What makes all of this more remarkable than the normal NSA defensive efforts is the fact that Ellard was Snowden's "proper channel
Ellard has been the NSA’s inspector general since 2007. In this capacity he has not spoken in a public forum before so that made what he said additionally significant. Had Snowden made the decision to report his concerns through approved NSA channels it would have been through Ellard’s office.
The route Snowden supposedly should have taken runs right through Ellard's office. And what Ellard would have given him in exchange for his concerns was a recitation of the NSA's talking points.

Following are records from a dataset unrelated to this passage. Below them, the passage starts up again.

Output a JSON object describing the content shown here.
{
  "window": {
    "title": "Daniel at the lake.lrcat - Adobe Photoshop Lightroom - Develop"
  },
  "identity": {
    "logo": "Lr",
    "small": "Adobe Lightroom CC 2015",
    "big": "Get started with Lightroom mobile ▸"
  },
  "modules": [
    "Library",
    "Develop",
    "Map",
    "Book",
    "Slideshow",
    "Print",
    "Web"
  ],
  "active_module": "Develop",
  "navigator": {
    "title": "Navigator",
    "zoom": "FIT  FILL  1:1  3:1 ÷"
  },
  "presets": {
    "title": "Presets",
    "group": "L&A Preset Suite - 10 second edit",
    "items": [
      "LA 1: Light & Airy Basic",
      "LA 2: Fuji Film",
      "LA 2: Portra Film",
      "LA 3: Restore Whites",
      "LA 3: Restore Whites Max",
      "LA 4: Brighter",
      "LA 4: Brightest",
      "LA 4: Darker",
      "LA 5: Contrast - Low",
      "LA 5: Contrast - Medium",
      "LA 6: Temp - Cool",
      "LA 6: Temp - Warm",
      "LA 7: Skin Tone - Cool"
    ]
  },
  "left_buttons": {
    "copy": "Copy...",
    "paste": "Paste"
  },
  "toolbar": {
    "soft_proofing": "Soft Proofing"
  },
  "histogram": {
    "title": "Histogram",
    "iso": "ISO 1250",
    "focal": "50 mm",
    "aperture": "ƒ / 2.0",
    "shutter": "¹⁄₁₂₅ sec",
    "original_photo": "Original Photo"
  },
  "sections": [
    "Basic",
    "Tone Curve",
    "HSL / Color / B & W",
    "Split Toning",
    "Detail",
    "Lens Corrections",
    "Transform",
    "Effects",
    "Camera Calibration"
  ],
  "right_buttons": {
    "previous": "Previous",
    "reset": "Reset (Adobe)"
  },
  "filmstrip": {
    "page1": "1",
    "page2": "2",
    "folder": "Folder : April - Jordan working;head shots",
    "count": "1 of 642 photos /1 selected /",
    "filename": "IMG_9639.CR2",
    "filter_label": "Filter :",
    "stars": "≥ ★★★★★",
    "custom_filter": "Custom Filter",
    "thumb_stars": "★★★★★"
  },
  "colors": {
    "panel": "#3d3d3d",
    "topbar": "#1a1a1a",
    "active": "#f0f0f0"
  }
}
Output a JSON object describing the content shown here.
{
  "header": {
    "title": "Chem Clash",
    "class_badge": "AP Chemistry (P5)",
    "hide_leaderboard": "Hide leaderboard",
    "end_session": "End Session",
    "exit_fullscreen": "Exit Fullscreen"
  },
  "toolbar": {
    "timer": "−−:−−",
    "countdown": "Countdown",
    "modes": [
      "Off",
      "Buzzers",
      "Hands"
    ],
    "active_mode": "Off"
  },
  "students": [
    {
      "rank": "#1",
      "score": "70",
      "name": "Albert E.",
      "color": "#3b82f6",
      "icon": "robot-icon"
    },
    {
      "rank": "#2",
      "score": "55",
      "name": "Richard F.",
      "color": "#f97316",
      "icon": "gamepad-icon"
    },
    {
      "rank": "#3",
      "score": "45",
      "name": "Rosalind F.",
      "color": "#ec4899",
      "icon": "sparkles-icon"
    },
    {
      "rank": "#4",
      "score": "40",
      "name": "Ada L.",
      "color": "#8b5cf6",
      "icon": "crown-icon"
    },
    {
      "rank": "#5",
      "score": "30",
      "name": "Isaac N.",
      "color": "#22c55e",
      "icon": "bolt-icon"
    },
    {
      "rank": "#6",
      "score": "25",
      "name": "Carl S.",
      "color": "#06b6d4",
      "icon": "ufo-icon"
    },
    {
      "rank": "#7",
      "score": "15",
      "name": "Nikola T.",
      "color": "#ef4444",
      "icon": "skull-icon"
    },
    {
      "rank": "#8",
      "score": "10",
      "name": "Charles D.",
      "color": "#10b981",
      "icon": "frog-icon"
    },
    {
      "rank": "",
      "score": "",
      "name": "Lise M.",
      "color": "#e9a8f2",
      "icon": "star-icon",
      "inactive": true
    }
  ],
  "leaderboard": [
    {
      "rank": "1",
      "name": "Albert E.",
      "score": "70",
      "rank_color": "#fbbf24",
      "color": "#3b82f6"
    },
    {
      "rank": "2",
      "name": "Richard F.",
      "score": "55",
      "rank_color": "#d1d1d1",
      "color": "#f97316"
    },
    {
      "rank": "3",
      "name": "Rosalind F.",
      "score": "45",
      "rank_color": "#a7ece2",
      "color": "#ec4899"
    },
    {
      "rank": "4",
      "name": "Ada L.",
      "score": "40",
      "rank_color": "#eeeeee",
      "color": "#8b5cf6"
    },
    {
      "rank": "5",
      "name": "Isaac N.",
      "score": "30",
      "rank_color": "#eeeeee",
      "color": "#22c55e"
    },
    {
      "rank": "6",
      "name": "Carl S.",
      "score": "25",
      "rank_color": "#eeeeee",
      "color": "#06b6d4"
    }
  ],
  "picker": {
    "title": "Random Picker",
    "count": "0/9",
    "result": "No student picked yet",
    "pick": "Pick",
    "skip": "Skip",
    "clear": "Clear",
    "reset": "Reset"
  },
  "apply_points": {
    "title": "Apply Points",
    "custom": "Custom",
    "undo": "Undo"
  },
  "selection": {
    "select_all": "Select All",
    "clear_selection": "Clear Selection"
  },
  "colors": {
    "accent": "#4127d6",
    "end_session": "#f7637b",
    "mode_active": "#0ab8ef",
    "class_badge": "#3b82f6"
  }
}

Ellard was asked what he would have done if Snowden had come to him with complaints. Had this happened, Ellard says would have said something like, “Hey, listen, fifteen federal judges have certified this program is okay.” (He was referring to the NSA phone records collection program.)
This offer to explain the (alleged) constitutionality of the program may have meant something if Ellard had made this statement at any point before June 2013. Delivering it now -- with all the inside information that's been uncovered since then -- is remarkably tone deaf. It shows that NSA officials still have no idea how to approach potential whistleblowers. Those in that position actually still think delivering stale talking points
will somehow dissuade someone who's truly shocked by the vast power and reach of the agency.
If you think this statement indicates Ellard's incredibly out of touch with the reality of the situation, the next assurance effort he offers removes all doubt.
“Perhaps it’s the case that we could have shown, we could have explained to Mr. Snowden his misperceptions, his lack of understanding of what we do. If not, I would have made the Senate and House Intelligence Committees open to him. Given the reaction of by some members of that committee, he would have found a welcome audience."
Really? Mike Rogers
? Dutch Ruppersberger
? Dianne Feinstein
? This is the "welcome audience" Snowden would have faced. They, like Ellard, would have rubbed his boyish head and told him not to worry about all these lawful programs he simply didn't "understand." And then they would have sent him on his way. (And, most likely, reported him to his superiors and redundantly suggested Ellard open an internal investigation.)
The "proper channels" wouldn't have given Snowden anything other than a swift ride to the "EXIT" door and some threats about just
how much of a living hell the NSA would make his life if he passed any of his knowledge on to the general public. Ellard's attitude towards Snowden shows how much hostility awaits those who find themselves unable to be good NSA company men/women. Following proper channels means being greeted with condescension, cliches and a lifetime of suspicion.